Anabolic steroids, especially testosterone, are highly correlated with acne development. Additionally, abuse of steroids can cause other undesirable side effects like reduced testicular volume and breast growth in men. They can also cause serious conditions, including liver damage and heart problems. Anabolic steroids can be damaging to the body and skin and should be taken only under strict guidance from a medical professional.
- Kuhn, C. Anabolic steroids. Recent Prog. Horm. Res. 57, 411 - 434 (2002). https://pdfs.semanticscholar.org/0bc1/fc3860260aed749952d7d0692f5d1dd79d42.pdf
- Degitz, K., Placzek, M., Borelli, C. & Plewig, G. Pathophysiology of acne. J. Dtsch. Dermatol. Ges. 5, 316 - 323 (2007). https://www.ncbi.nlm.nih.gov/pubmed/17376098
- Leyden, J. et al. A systemic type I 5 α-reductase inhibitor is ineffective in the treatment of acne vulgaris. J. Am. Acad. Dermatol. 50, 443 - 447 (2004). https://www.ncbi.nlm.nih.gov/pubmed/14988688
- Lawrence, D. Shaw, M. & Katz, M. Elevated free testosterone concentration in men and women with acne vulgaris. Clin. Exp. Dermatol. 11, 263 - 273 (1986). https://www.ncbi.nlm.nih.gov/pubmed/2943538
- Bagatell, C., Heiman, J. R., Matsumodo, A. M., Rivier, J. E. & Bremner, W. J. Metabolic and behavioral effects of high-dose, exogenous testosterone in healthy men. J. Clin. Endocrinol. Metabol. 79, 561 - 567 (1994). https://www.ncbi.nlm.nih.gov/pubmed/8045977
- Bhasin, S. et al. The effects of supraphysiologic doses of testosterone on muscle size and strength in normal men. New Eng. J. Med. 335, 1 - 7 (1996). https://www.ncbi.nlm.nih.gov/pubmed/8637535
- Evans, N. Gym and tonic: a profile of 100 male steroid users. Br. J. Sports Med. 31, 53 - 58 (1997). https://www.ncbi.nlm.nih.gov/pubmed/9132214
- Melnik, B. Jansen, T. & Grabbe, S. Abuse of anabolic-androgenic steroids and bodybuilding acne: an underestimated health problem. J. Dtsch. Dermatol. Ges. 5, 110 - 117 (2007). https://www.ncbi.nlm.nih.gov/pubmed/17274777
- Smit, D. L. & de Ronde, W. Outpatient clinic for users of anabolic androgenic steroids: an overview. Neth. J. Med. 76, 167 (2018). https://www.ncbi.nlm.nih.gov/pubmed/29845939
- Horwitz, H., Andersen, J. T. & Dalhoff, K. P. Health consequences of androgenic anabolic steroid use. J. Intern. Med. 285, 333-340 (2019). https://www.ncbi.nlm.nih.gov/pubmed/30460728

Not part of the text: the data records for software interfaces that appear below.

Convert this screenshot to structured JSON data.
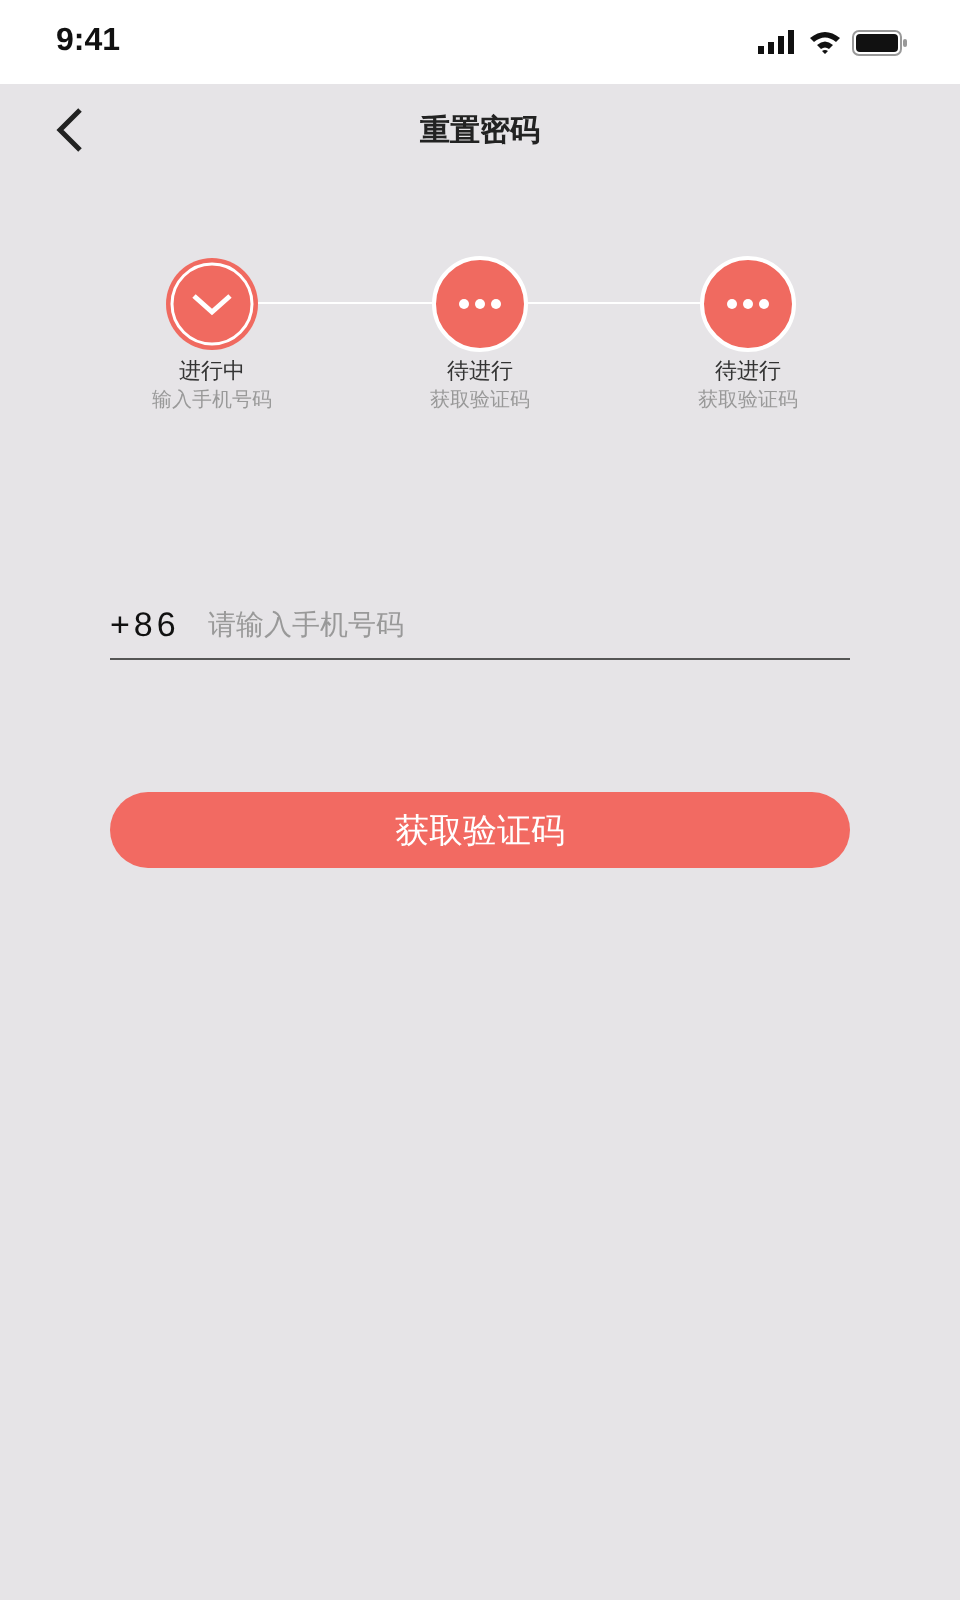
{
  "status_bar": {
    "time": "9:41"
  },
  "nav": {
    "title": "重置密码"
  },
  "steps": [
    {
      "kind": "current",
      "label": "进行中",
      "caption": "输入手机号码"
    },
    {
      "kind": "pending",
      "label": "待进行",
      "caption": "获取验证码"
    },
    {
      "kind": "pending",
      "label": "待进行",
      "caption": "获取验证码"
    }
  ],
  "phone": {
    "prefix": "+86",
    "placeholder": "请输入手机号码"
  },
  "button": "获取验证码"
}
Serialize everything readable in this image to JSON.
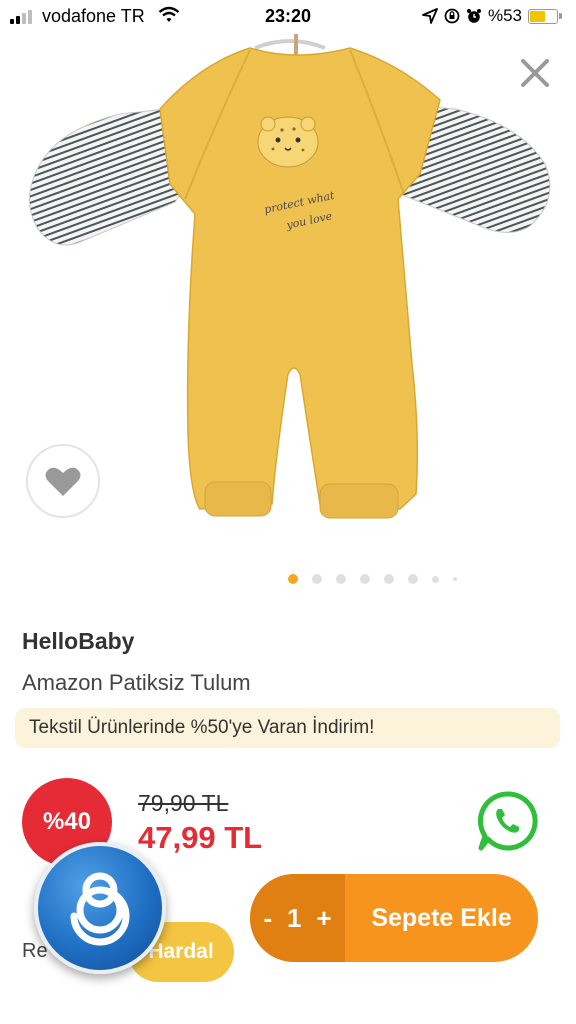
{
  "status_bar": {
    "carrier": "vodafone TR",
    "time": "23:20",
    "battery": "%53"
  },
  "product": {
    "brand": "HelloBaby",
    "name": "Amazon Patiksiz Tulum",
    "image_print_text": "protect what you love",
    "promo_text": "Tekstil Ürünlerinde %50'ye Varan İndirim!",
    "discount_badge": "%40",
    "old_price": "79,90 TL",
    "new_price": "47,99 TL",
    "image_count": 8,
    "active_image_index": 0
  },
  "cart": {
    "minus": "-",
    "quantity": "1",
    "plus": "+",
    "add_label": "Sepete Ekle"
  },
  "color": {
    "label_partial": "Re",
    "selected": "Hardal"
  },
  "colors": {
    "accent_orange": "#f7941d",
    "discount_red": "#e52b36",
    "promo_bg": "#fbf3da",
    "garment_yellow": "#efc24f",
    "color_chip": "#f4c542",
    "whatsapp_green": "#2fbf3a"
  },
  "icons": [
    "signal-icon",
    "wifi-icon",
    "location-icon",
    "lock-rotation-icon",
    "alarm-icon",
    "battery-icon",
    "close-icon",
    "heart-icon",
    "whatsapp-icon",
    "overlay-app-icon"
  ]
}
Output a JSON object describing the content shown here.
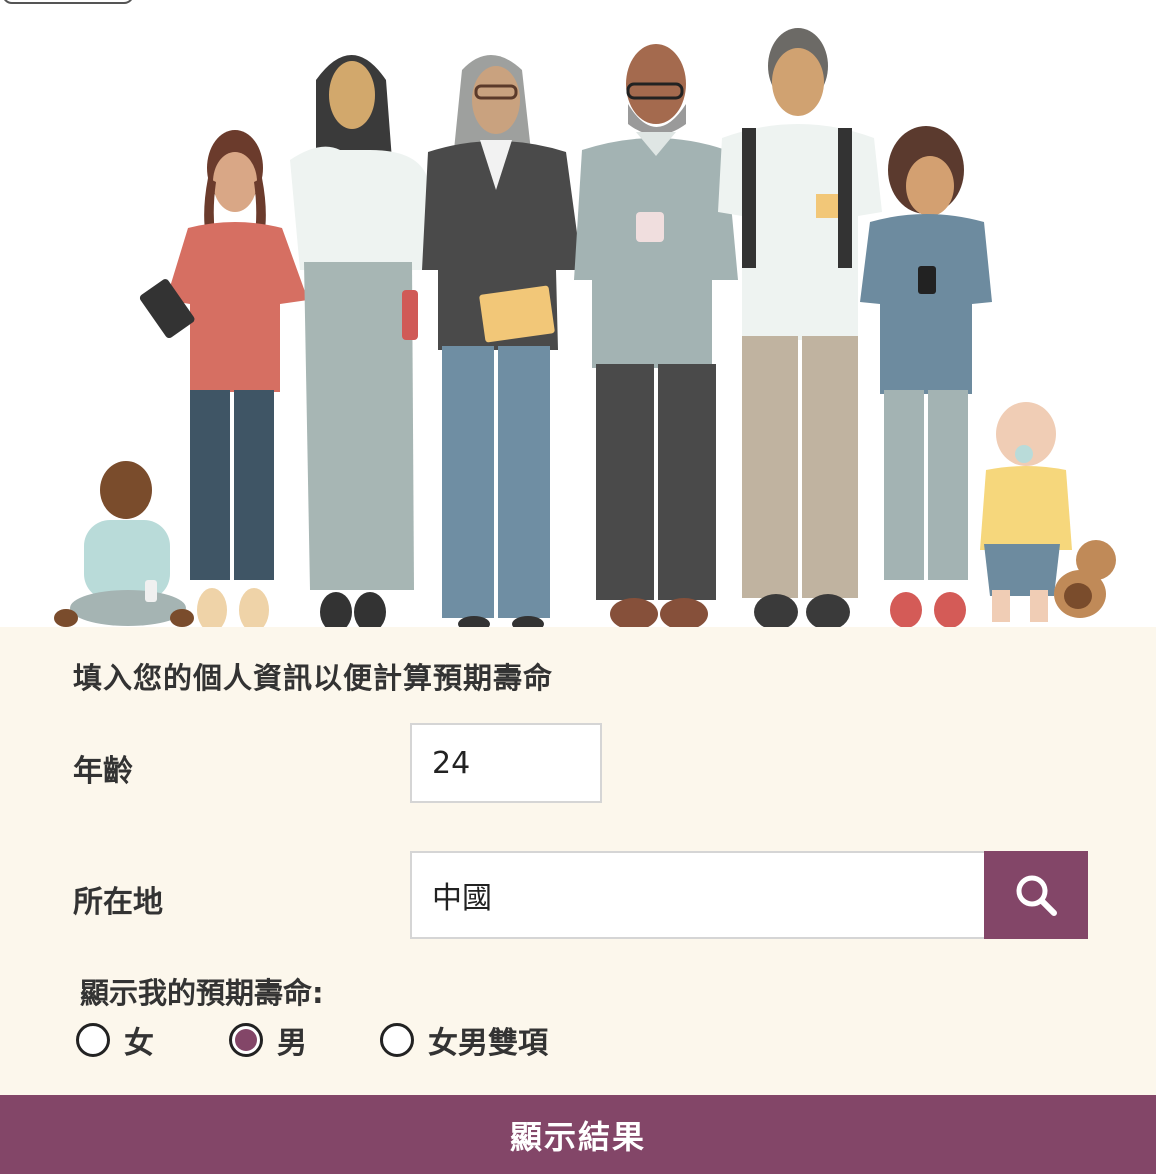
{
  "form": {
    "heading": "填入您的個人資訊以便計算預期壽命",
    "age_label": "年齡",
    "age_value": "24",
    "location_label": "所在地",
    "location_value": "中國",
    "search_icon": "search-icon",
    "sex_prompt": "顯示我的預期壽命:",
    "sex_options": [
      {
        "label": "女",
        "selected": false
      },
      {
        "label": "男",
        "selected": true
      },
      {
        "label": "女男雙項",
        "selected": false
      }
    ],
    "submit_label": "顯示結果"
  },
  "colors": {
    "accent": "#834668",
    "panel_bg": "#fcf7ec",
    "text": "#333333"
  }
}
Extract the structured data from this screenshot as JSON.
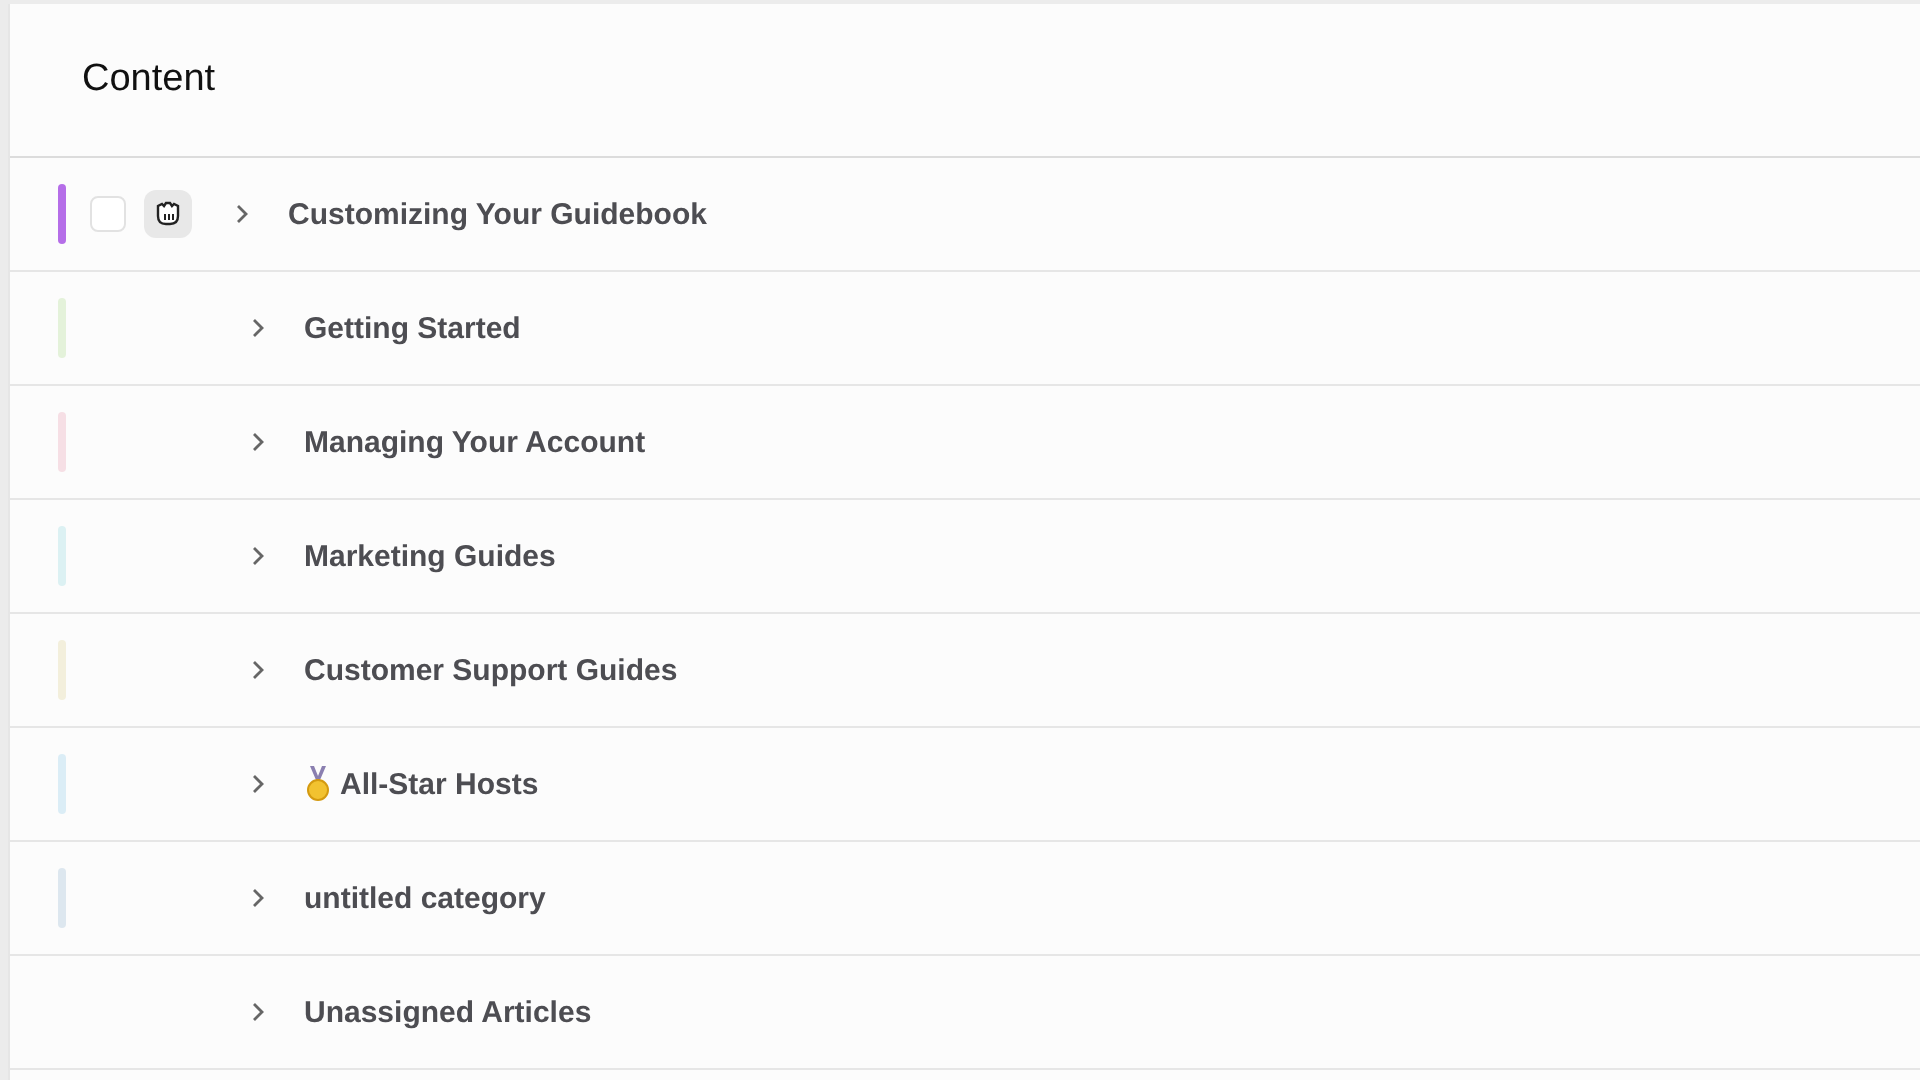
{
  "header": {
    "title": "Content"
  },
  "rows": [
    {
      "label": "Customizing Your Guidebook",
      "color": "#b56ee8",
      "kind": "plain",
      "hovered": true,
      "checked": false,
      "expanded": false
    },
    {
      "label": "Getting Started",
      "color": "#e4f2da",
      "kind": "plain",
      "hovered": false,
      "expanded": false
    },
    {
      "label": "Managing Your Account",
      "color": "#f6dfe5",
      "kind": "plain",
      "hovered": false,
      "expanded": false
    },
    {
      "label": "Marketing Guides",
      "color": "#dcf1f3",
      "kind": "plain",
      "hovered": false,
      "expanded": false
    },
    {
      "label": "Customer Support Guides",
      "color": "#f3efdc",
      "kind": "plain",
      "hovered": false,
      "expanded": false
    },
    {
      "label": "All-Star Hosts",
      "color": "#dbedf6",
      "kind": "medal",
      "hovered": false,
      "expanded": false
    },
    {
      "label": "untitled category",
      "color": "#dde7ef",
      "kind": "plain",
      "hovered": false,
      "expanded": false
    },
    {
      "label": "Unassigned Articles",
      "kind": "plain",
      "hovered": false,
      "expanded": false
    }
  ]
}
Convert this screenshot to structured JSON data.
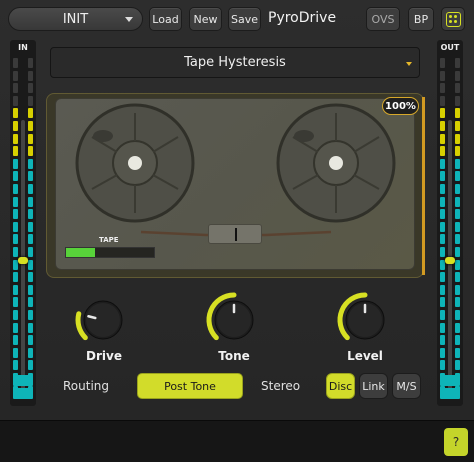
{
  "header": {
    "preset_name": "INIT",
    "load_label": "Load",
    "new_label": "New",
    "save_label": "Save",
    "plugin_title": "PyroDrive",
    "ovs_label": "OVS",
    "bp_label": "BP",
    "randomize_icon": "dice-icon"
  },
  "meters": {
    "input_label": "IN",
    "output_label": "OUT"
  },
  "algorithm": {
    "selected": "Tape Hysteresis"
  },
  "tape": {
    "mix_percent": "100%",
    "tape_label": "TAPE",
    "tape_level_fraction": 0.33
  },
  "knobs": [
    {
      "label": "Drive",
      "value_fraction": 0.22
    },
    {
      "label": "Tone",
      "value_fraction": 0.5
    },
    {
      "label": "Level",
      "value_fraction": 0.5
    }
  ],
  "routing": {
    "routing_label": "Routing",
    "routing_value": "Post Tone",
    "stereo_label": "Stereo",
    "stereo_modes": [
      "Disc",
      "Link",
      "M/S"
    ],
    "stereo_selected": "Disc"
  },
  "footer": {
    "help_label": "?"
  },
  "colors": {
    "accent": "#d7e023",
    "meter_cyan": "#0eb4b8",
    "meter_yellow": "#d7d000",
    "tape_fill": "#58d23a"
  }
}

- Voelcker, V., Sticherling, M. & Bauerschmitz, J. Severe ulcerated 'bodybuilding acne' caused by anabolic steroid use and exacerbated by isotretinoin. Int. Wound J. 7, 199-201 (2010). https://www.ncbi.nlm.nih.gov/pubmed/20602651
- Hartgens, F. & Kuipers, H. Effects of androgenic-anabolic steroids in athletes. Sports Med. 34, 513 - 554 (2014). https://www.ncbi.nlm.nih.gov/pubmed/15248788